**** RECORD EXCERPTS ****
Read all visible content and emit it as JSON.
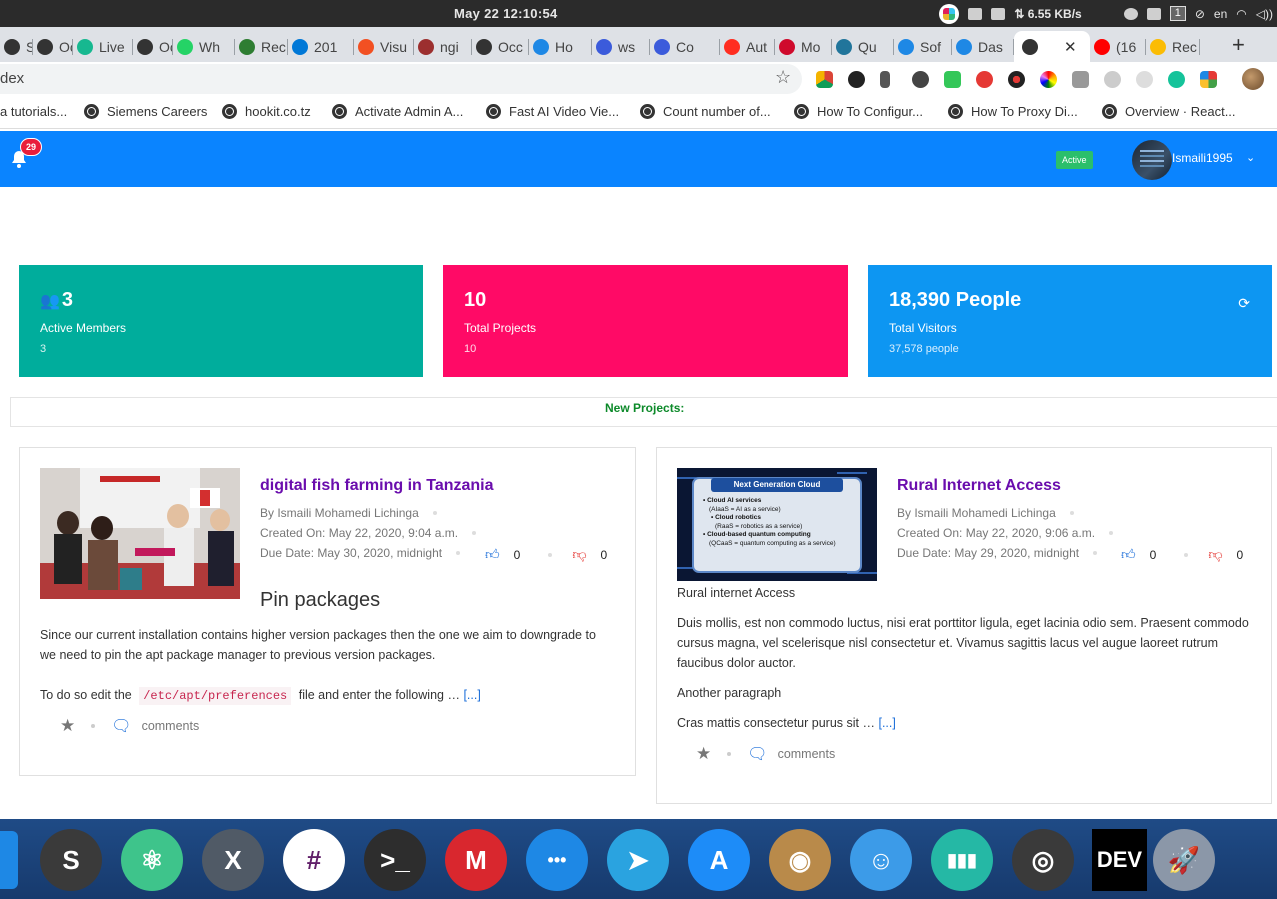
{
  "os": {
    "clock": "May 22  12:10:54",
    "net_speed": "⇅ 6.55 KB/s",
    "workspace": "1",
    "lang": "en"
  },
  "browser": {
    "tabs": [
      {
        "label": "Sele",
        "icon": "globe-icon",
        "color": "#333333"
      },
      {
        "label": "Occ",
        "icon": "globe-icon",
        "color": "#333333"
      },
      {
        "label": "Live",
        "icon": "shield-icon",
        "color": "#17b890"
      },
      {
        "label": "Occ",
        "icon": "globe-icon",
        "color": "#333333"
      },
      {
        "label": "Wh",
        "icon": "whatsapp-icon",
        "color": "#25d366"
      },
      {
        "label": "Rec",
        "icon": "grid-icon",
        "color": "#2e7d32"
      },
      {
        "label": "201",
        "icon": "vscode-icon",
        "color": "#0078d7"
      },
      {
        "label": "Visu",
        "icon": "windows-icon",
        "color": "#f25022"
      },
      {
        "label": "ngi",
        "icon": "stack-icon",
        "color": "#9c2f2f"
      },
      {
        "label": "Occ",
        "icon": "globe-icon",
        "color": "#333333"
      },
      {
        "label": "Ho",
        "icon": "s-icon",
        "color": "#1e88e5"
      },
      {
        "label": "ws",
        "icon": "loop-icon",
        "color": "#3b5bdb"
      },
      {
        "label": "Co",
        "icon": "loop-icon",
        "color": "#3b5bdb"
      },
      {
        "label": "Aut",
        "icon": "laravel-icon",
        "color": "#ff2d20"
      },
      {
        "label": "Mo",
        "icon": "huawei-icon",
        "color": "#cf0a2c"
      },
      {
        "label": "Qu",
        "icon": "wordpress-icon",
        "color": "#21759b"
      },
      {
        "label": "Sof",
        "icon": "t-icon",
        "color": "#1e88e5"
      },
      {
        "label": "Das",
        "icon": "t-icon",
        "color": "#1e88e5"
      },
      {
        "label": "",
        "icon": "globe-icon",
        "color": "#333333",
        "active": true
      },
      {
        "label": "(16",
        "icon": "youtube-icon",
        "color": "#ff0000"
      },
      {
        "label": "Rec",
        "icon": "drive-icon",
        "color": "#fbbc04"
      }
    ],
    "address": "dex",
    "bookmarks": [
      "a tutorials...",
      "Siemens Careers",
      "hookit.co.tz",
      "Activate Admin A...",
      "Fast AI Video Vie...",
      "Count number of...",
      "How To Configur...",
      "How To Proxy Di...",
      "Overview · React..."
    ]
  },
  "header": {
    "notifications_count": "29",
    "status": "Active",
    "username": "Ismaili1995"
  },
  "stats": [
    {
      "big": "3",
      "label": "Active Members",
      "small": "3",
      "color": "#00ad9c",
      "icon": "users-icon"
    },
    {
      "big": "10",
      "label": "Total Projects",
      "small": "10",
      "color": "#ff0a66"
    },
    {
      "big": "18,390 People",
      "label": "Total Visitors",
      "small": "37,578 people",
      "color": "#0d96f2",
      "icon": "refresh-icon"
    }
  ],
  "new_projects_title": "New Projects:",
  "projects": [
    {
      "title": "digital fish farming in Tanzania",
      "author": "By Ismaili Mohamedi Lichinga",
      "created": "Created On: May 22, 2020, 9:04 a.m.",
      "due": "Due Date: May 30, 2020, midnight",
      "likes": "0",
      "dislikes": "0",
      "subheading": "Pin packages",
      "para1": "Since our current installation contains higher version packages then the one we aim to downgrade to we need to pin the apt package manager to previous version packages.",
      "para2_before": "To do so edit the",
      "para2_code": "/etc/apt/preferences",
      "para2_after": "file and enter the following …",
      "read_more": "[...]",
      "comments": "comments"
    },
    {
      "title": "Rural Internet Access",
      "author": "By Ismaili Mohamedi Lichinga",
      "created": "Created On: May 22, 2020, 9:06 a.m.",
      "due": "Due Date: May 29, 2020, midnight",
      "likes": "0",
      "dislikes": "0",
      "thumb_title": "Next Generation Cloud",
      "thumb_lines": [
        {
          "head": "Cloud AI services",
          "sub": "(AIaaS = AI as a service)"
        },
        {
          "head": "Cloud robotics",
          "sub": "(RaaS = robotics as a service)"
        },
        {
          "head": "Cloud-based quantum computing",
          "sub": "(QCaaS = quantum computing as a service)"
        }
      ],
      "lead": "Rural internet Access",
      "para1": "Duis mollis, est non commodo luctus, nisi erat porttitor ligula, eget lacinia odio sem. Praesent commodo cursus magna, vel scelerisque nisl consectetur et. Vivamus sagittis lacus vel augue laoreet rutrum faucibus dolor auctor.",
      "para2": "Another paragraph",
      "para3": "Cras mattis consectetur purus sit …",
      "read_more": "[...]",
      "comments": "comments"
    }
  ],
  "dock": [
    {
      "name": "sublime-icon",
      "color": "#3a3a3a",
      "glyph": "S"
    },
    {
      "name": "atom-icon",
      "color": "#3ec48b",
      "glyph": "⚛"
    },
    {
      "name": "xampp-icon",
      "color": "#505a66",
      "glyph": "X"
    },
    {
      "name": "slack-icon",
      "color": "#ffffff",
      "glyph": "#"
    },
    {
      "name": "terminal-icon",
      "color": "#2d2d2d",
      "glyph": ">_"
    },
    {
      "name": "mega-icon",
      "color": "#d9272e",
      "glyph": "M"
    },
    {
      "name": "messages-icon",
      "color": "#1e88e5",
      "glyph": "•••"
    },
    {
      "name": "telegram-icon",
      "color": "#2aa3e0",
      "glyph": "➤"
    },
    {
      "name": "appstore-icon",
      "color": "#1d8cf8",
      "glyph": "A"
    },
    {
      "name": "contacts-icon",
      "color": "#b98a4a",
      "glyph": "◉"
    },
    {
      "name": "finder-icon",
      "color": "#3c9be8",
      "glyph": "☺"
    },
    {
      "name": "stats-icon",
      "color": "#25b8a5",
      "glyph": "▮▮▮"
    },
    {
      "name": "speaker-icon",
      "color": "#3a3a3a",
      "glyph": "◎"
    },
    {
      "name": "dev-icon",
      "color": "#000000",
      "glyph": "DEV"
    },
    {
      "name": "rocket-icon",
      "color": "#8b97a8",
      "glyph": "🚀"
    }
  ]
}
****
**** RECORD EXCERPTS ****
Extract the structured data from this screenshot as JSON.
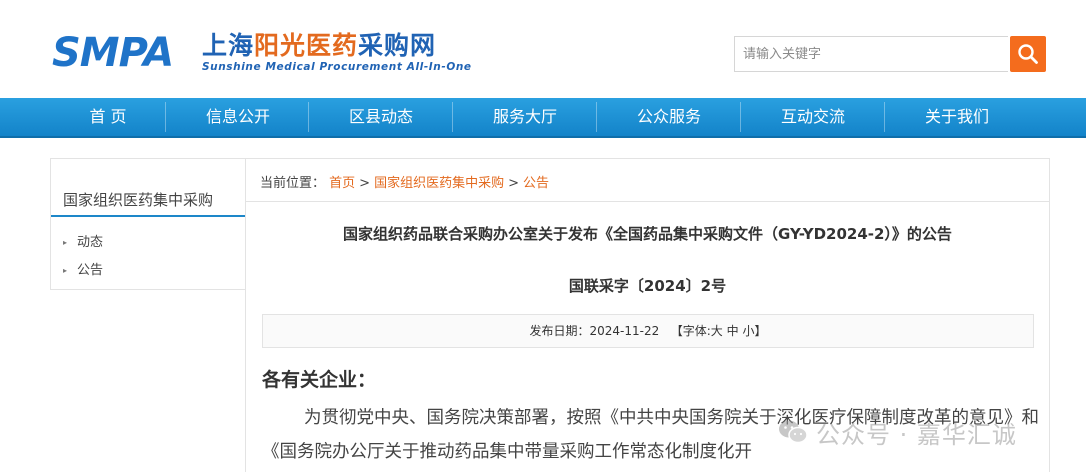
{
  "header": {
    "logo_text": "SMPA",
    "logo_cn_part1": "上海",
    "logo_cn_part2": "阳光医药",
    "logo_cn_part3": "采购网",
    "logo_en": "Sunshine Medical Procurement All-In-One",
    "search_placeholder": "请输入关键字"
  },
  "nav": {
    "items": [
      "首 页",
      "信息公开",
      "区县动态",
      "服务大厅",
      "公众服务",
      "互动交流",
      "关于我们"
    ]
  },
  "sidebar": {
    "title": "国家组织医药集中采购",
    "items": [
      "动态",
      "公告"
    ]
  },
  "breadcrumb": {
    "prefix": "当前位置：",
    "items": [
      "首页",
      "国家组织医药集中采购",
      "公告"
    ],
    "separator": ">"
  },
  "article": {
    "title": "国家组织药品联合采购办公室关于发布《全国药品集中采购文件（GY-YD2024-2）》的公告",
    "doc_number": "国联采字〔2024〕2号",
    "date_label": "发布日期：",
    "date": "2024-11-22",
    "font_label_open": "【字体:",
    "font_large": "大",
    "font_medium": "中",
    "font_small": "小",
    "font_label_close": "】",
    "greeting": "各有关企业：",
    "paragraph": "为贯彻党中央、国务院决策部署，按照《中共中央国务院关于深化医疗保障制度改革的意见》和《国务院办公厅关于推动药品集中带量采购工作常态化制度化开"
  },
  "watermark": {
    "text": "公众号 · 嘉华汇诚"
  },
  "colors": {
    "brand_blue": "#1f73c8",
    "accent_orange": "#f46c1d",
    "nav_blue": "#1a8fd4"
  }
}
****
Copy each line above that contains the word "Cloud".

RESPONSE TO THE EXERCISE:
      "thumb_title": "Next Generation Cloud",
          "head": "Cloud AI services",
          "head": "Cloud robotics",
          "head": "Cloud-based quantum computing",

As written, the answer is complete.